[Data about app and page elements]
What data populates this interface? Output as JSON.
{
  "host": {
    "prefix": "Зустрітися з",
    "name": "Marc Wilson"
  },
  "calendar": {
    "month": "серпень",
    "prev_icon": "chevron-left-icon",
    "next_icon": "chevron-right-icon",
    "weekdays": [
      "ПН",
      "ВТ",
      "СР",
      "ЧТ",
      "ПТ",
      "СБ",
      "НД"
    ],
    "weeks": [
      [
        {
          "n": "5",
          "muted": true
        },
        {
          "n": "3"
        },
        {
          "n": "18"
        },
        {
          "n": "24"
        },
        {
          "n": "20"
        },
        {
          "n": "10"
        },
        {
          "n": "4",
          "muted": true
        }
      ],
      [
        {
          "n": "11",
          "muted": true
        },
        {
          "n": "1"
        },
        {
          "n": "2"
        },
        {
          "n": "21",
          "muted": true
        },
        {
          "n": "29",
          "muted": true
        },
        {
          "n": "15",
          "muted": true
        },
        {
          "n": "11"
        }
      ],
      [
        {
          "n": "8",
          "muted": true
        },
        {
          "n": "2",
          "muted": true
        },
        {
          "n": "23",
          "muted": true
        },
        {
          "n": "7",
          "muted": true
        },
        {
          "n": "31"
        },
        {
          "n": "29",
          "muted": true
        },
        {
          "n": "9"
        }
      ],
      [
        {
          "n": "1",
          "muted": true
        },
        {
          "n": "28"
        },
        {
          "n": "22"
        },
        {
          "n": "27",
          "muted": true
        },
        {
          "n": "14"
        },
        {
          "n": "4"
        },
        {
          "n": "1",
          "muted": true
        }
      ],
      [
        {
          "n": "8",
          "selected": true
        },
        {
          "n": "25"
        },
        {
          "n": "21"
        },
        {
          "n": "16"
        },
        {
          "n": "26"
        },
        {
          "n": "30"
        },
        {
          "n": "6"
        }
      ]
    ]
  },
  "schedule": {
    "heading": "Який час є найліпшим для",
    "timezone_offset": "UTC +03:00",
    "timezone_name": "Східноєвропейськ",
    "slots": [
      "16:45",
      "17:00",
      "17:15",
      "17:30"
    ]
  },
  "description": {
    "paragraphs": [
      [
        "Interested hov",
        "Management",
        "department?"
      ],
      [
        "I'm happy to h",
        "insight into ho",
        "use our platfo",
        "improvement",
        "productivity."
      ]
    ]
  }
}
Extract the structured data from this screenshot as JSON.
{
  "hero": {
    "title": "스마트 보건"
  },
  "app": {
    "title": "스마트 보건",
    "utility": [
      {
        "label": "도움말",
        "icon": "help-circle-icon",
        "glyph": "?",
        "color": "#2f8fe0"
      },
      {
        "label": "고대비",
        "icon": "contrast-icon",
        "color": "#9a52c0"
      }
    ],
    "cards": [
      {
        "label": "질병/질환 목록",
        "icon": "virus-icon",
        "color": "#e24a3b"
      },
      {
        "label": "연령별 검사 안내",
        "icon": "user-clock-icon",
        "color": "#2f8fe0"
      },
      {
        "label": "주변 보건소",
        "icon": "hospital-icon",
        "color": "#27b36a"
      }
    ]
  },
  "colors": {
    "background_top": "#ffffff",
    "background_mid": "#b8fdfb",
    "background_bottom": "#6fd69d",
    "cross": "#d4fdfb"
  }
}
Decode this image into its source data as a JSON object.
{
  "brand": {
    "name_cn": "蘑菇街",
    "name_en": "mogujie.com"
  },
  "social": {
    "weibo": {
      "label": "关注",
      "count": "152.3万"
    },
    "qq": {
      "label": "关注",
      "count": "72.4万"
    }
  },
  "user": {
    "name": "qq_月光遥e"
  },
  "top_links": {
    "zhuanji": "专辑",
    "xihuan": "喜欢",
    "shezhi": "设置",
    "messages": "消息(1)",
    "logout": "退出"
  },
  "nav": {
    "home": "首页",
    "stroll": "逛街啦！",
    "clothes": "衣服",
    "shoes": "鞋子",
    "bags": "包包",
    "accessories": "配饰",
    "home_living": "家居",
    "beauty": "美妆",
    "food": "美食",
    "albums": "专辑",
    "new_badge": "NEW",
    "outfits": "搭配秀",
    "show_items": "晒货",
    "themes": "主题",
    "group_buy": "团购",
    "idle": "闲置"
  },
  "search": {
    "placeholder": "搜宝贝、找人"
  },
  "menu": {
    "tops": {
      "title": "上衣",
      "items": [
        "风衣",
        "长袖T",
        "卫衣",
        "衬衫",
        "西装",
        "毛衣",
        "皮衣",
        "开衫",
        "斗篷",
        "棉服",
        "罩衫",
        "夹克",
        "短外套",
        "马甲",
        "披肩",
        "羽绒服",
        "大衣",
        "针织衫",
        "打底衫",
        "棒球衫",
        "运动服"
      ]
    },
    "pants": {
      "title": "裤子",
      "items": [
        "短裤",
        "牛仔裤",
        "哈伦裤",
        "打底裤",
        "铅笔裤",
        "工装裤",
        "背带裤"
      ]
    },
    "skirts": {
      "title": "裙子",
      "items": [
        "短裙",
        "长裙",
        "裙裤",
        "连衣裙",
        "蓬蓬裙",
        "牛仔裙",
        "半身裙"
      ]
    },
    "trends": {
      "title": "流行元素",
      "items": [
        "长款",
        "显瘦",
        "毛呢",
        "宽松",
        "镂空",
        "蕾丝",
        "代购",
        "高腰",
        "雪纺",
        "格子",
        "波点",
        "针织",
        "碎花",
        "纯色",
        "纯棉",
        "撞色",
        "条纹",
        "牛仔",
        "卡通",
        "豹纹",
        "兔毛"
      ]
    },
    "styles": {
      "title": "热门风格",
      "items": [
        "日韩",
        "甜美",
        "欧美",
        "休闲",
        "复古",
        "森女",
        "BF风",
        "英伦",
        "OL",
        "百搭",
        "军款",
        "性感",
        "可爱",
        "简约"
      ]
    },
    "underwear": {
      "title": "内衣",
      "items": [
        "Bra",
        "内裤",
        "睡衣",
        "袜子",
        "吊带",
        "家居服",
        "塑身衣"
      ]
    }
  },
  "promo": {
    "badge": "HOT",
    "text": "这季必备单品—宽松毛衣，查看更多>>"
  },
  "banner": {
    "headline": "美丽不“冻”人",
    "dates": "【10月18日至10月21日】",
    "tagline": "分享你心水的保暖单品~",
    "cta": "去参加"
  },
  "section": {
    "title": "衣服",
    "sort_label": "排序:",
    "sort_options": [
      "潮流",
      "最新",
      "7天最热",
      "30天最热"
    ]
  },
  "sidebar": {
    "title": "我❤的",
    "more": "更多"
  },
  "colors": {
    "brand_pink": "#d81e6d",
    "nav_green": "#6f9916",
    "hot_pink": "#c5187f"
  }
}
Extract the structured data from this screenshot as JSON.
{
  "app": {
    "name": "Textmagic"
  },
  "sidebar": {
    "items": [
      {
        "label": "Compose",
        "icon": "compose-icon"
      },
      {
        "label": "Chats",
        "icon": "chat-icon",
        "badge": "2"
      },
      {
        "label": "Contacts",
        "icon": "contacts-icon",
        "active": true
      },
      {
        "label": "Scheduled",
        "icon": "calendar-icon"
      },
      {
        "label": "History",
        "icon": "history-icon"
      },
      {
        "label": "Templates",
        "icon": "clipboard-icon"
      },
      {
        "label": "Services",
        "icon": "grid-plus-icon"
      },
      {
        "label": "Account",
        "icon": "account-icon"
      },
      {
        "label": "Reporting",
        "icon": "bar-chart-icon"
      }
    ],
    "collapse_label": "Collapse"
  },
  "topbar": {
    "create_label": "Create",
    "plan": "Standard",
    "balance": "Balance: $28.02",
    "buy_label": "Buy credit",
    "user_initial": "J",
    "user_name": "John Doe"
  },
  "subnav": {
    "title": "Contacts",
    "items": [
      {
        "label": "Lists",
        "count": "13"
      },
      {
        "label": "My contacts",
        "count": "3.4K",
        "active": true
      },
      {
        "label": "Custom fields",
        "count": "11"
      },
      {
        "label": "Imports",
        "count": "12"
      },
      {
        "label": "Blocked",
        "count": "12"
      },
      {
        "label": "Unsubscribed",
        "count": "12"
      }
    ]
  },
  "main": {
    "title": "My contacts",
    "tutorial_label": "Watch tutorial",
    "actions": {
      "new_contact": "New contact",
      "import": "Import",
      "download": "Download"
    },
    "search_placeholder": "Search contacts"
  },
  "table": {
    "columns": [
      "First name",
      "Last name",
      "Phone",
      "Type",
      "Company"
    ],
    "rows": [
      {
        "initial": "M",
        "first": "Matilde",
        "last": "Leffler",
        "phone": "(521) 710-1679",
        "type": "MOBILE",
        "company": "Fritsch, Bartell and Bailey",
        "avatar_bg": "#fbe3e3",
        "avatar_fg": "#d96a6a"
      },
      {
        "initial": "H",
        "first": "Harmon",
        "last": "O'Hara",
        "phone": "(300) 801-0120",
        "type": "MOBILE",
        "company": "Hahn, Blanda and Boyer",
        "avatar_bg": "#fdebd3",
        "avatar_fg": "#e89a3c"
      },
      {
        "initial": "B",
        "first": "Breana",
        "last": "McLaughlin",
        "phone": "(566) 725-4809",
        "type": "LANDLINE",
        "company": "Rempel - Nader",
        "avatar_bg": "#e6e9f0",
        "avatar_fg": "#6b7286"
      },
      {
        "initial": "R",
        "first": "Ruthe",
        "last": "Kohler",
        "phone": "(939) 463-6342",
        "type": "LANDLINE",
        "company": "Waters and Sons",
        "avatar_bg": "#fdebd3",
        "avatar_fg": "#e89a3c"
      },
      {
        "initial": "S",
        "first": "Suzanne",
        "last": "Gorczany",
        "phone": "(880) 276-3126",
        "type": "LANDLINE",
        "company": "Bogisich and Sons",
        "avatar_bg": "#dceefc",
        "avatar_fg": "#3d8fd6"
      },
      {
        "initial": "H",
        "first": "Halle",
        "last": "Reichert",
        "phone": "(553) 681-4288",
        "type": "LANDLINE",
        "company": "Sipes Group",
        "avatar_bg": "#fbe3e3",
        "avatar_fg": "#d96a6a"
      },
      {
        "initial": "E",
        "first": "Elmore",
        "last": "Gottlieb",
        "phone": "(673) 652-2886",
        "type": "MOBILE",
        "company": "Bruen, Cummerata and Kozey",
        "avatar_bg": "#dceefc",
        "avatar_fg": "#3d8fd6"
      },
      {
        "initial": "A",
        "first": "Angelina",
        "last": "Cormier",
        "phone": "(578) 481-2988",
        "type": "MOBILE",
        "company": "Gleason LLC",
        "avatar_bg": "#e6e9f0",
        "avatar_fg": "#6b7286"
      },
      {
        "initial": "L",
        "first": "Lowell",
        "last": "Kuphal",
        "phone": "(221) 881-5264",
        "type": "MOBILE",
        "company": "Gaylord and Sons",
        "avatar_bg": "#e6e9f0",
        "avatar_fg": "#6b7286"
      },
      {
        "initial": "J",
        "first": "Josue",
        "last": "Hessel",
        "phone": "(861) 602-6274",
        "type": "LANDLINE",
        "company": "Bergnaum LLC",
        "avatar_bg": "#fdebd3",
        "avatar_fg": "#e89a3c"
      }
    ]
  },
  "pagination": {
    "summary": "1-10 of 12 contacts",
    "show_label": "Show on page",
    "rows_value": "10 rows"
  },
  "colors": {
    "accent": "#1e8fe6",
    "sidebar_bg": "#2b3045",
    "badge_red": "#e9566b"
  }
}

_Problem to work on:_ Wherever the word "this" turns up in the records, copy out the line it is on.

_Expected answer:_
What data populates this interface? Output as JSON.
Extract the structured data from this screenshot as JSON.
Decode this image into its source data as a JSON object.
Extract the structured data from this screenshot as JSON.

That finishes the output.